PROBLEM: Without skipping a line, reproduce the entries exactly.

WORKING DATA:

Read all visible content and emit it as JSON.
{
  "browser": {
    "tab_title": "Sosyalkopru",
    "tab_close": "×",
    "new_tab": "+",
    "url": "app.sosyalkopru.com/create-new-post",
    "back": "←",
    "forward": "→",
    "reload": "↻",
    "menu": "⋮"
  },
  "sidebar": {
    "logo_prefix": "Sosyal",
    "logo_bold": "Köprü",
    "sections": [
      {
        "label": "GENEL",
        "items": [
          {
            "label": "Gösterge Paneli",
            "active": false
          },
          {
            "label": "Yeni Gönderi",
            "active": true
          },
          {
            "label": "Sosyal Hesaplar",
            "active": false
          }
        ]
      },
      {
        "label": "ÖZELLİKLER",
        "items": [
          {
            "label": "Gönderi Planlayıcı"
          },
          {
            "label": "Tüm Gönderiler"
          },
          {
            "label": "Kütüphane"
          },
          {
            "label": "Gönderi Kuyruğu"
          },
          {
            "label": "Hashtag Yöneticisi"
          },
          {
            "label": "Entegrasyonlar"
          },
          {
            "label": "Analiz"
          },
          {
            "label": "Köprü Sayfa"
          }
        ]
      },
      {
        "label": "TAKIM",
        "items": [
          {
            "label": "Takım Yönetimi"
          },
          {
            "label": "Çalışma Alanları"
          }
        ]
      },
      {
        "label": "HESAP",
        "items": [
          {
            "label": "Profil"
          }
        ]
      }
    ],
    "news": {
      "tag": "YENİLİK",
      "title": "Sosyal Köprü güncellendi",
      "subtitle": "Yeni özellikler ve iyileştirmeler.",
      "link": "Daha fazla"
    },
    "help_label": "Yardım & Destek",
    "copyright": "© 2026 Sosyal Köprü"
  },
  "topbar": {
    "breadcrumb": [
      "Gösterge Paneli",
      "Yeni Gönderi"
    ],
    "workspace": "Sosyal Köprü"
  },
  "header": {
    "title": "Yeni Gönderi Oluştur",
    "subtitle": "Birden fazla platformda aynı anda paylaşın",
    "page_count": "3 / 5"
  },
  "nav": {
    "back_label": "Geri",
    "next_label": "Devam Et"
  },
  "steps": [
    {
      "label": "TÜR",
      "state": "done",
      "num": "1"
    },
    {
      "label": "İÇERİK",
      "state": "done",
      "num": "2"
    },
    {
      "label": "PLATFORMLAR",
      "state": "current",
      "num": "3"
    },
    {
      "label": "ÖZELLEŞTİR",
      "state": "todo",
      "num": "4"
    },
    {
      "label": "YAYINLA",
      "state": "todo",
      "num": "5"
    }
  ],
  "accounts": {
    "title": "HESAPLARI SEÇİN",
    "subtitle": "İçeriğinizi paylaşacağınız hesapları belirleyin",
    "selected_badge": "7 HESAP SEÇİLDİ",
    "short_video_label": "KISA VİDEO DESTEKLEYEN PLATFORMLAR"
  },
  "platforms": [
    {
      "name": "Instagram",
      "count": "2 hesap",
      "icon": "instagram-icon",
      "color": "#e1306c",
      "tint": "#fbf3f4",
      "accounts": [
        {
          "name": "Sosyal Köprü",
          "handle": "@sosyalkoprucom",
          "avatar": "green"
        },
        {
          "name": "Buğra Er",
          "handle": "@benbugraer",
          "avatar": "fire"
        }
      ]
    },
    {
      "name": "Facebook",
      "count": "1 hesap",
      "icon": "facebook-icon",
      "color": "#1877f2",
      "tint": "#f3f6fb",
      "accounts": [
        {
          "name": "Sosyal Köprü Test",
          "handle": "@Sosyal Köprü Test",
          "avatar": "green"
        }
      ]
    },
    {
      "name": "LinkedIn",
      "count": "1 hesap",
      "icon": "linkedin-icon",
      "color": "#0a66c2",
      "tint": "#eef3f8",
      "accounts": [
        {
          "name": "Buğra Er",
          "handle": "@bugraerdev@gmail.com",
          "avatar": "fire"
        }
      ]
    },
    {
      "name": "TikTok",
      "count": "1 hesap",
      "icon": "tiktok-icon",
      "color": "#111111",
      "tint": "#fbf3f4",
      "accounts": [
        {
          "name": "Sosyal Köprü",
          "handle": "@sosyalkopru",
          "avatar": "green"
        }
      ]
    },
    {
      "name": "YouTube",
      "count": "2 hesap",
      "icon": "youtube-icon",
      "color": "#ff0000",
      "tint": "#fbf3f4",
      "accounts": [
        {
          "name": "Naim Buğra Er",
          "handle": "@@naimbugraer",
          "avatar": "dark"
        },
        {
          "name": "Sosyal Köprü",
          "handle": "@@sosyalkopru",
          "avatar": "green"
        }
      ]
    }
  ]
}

WRITTEN ANSWER:
Read all visible content and emit it as JSON.
{
  "browser": {
    "tab_title": "Sosyalkopru",
    "tab_close": "×",
    "new_tab": "+",
    "url": "app.sosyalkopru.com/create-new-post",
    "back": "←",
    "forward": "→",
    "reload": "↻",
    "menu": "⋮"
  },
  "sidebar": {
    "logo_prefix": "Sosyal",
    "logo_bold": "Köprü",
    "sections": [
      {
        "label": "GENEL",
        "items": [
          {
            "label": "Gösterge Paneli",
            "active": false
          },
          {
            "label": "Yeni Gönderi",
            "active": true
          },
          {
            "label": "Sosyal Hesaplar",
            "active": false
          }
        ]
      },
      {
        "label": "ÖZELLİKLER",
        "items": [
          {
            "label": "Gönderi Planlayıcı"
          },
          {
            "label": "Tüm Gönderiler"
          },
          {
            "label": "Kütüphane"
          },
          {
            "label": "Gönderi Kuyruğu"
          },
          {
            "label": "Hashtag Yöneticisi"
          },
          {
            "label": "Entegrasyonlar"
          },
          {
            "label": "Analiz"
          },
          {
            "label": "Köprü Sayfa"
          }
        ]
      },
      {
        "label": "TAKIM",
        "items": [
          {
            "label": "Takım Yönetimi"
          },
          {
            "label": "Çalışma Alanları"
          }
        ]
      },
      {
        "label": "HESAP",
        "items": [
          {
            "label": "Profil"
          }
        ]
      }
    ],
    "news": {
      "tag": "YENİLİK",
      "title": "Sosyal Köprü güncellendi",
      "subtitle": "Yeni özellikler ve iyileştirmeler.",
      "link": "Daha fazla"
    },
    "help_label": "Yardım & Destek",
    "copyright": "© 2026 Sosyal Köprü"
  },
  "topbar": {
    "breadcrumb": [
      "Gösterge Paneli",
      "Yeni Gönderi"
    ],
    "workspace": "Sosyal Köprü"
  },
  "header": {
    "title": "Yeni Gönderi Oluştur",
    "subtitle": "Birden fazla platformda aynı anda paylaşın",
    "page_count": "3 / 5"
  },
  "nav": {
    "back_label": "Geri",
    "next_label": "Devam Et"
  },
  "steps": [
    {
      "label": "TÜR",
      "state": "done",
      "num": "1"
    },
    {
      "label": "İÇERİK",
      "state": "done",
      "num": "2"
    },
    {
      "label": "PLATFORMLAR",
      "state": "current",
      "num": "3"
    },
    {
      "label": "ÖZELLEŞTİR",
      "state": "todo",
      "num": "4"
    },
    {
      "label": "YAYINLA",
      "state": "todo",
      "num": "5"
    }
  ],
  "accounts": {
    "title": "HESAPLARI SEÇİN",
    "subtitle": "İçeriğinizi paylaşacağınız hesapları belirleyin",
    "selected_badge": "7 HESAP SEÇİLDİ",
    "short_video_label": "KISA VİDEO DESTEKLEYEN PLATFORMLAR"
  },
  "platforms": [
    {
      "name": "Instagram",
      "count": "2 hesap",
      "icon": "instagram-icon",
      "color": "#e1306c",
      "tint": "#fbf3f4",
      "accounts": [
        {
          "name": "Sosyal Köprü",
          "handle": "@sosyalkoprucom",
          "avatar": "green"
        },
        {
          "name": "Buğra Er",
          "handle": "@benbugraer",
          "avatar": "fire"
        }
      ]
    },
    {
      "name": "Facebook",
      "count": "1 hesap",
      "icon": "facebook-icon",
      "color": "#1877f2",
      "tint": "#f3f6fb",
      "accounts": [
        {
          "name": "Sosyal Köprü Test",
          "handle": "@Sosyal Köprü Test",
          "avatar": "green"
        }
      ]
    },
    {
      "name": "LinkedIn",
      "count": "1 hesap",
      "icon": "linkedin-icon",
      "color": "#0a66c2",
      "tint": "#eef3f8",
      "accounts": [
        {
          "name": "Buğra Er",
          "handle": "@bugraerdev@gmail.com",
          "avatar": "fire"
        }
      ]
    },
    {
      "name": "TikTok",
      "count": "1 hesap",
      "icon": "tiktok-icon",
      "color": "#111111",
      "tint": "#fbf3f4",
      "accounts": [
        {
          "name": "Sosyal Köprü",
          "handle": "@sosyalkopru",
          "avatar": "green"
        }
      ]
    },
    {
      "name": "YouTube",
      "count": "2 hesap",
      "icon": "youtube-icon",
      "color": "#ff0000",
      "tint": "#fbf3f4",
      "accounts": [
        {
          "name": "Naim Buğra Er",
          "handle": "@@naimbugraer",
          "avatar": "dark"
        },
        {
          "name": "Sosyal Köprü",
          "handle": "@@sosyalkopru",
          "avatar": "green"
        }
      ]
    }
  ]
}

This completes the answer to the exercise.